▶ **DESCRIPTION OF THE TASK**
An unchanged copy of all the lines below is expected, and it should contain no pictures.
== DATA FOR THE TASK
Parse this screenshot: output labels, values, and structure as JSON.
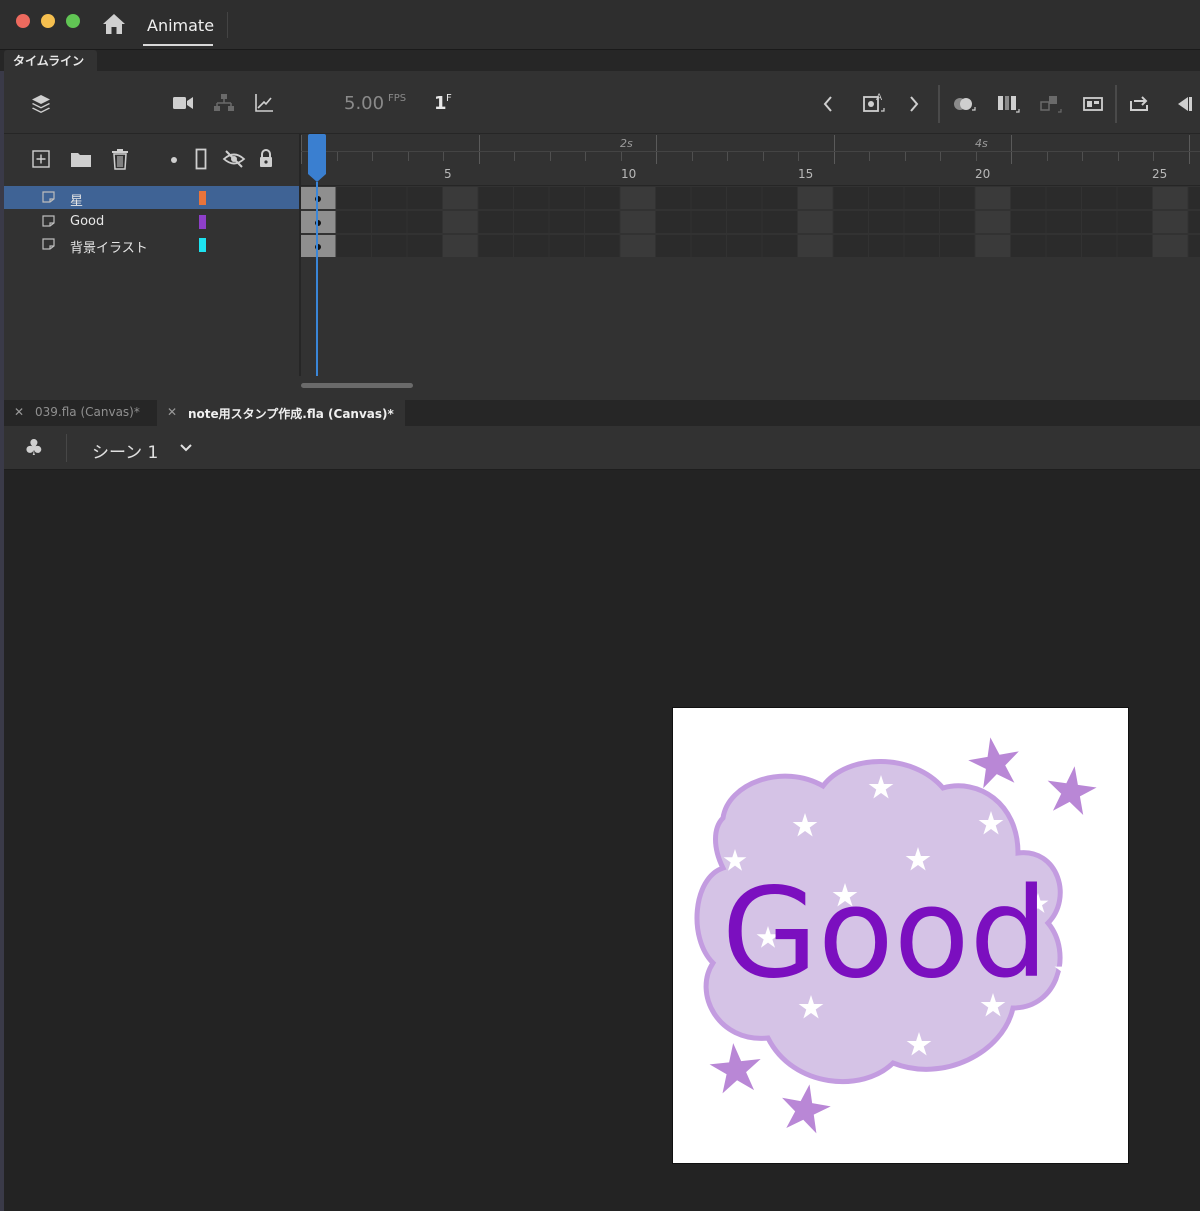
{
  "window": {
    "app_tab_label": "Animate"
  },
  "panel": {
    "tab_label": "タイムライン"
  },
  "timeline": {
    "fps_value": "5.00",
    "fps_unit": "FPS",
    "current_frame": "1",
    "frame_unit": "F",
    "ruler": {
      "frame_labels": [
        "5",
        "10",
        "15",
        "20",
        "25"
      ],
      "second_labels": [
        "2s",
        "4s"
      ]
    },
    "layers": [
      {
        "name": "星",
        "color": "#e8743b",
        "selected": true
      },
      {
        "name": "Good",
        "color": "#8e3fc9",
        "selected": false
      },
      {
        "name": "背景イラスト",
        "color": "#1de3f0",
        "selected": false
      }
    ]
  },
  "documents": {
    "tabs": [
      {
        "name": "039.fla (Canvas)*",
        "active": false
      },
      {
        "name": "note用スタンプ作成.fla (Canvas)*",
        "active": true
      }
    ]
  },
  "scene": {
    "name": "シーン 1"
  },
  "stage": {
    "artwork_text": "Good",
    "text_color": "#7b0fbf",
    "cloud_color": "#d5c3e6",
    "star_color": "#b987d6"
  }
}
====
▶ **ANSWER TO THIS TASK**
Parse this screenshot: output labels, values, and structure as JSON.
{
  "window": {
    "app_tab_label": "Animate"
  },
  "panel": {
    "tab_label": "タイムライン"
  },
  "timeline": {
    "fps_value": "5.00",
    "fps_unit": "FPS",
    "current_frame": "1",
    "frame_unit": "F",
    "ruler": {
      "frame_labels": [
        "5",
        "10",
        "15",
        "20",
        "25"
      ],
      "second_labels": [
        "2s",
        "4s"
      ]
    },
    "layers": [
      {
        "name": "星",
        "color": "#e8743b",
        "selected": true
      },
      {
        "name": "Good",
        "color": "#8e3fc9",
        "selected": false
      },
      {
        "name": "背景イラスト",
        "color": "#1de3f0",
        "selected": false
      }
    ]
  },
  "documents": {
    "tabs": [
      {
        "name": "039.fla (Canvas)*",
        "active": false
      },
      {
        "name": "note用スタンプ作成.fla (Canvas)*",
        "active": true
      }
    ]
  },
  "scene": {
    "name": "シーン 1"
  },
  "stage": {
    "artwork_text": "Good",
    "text_color": "#7b0fbf",
    "cloud_color": "#d5c3e6",
    "star_color": "#b987d6"
  }
}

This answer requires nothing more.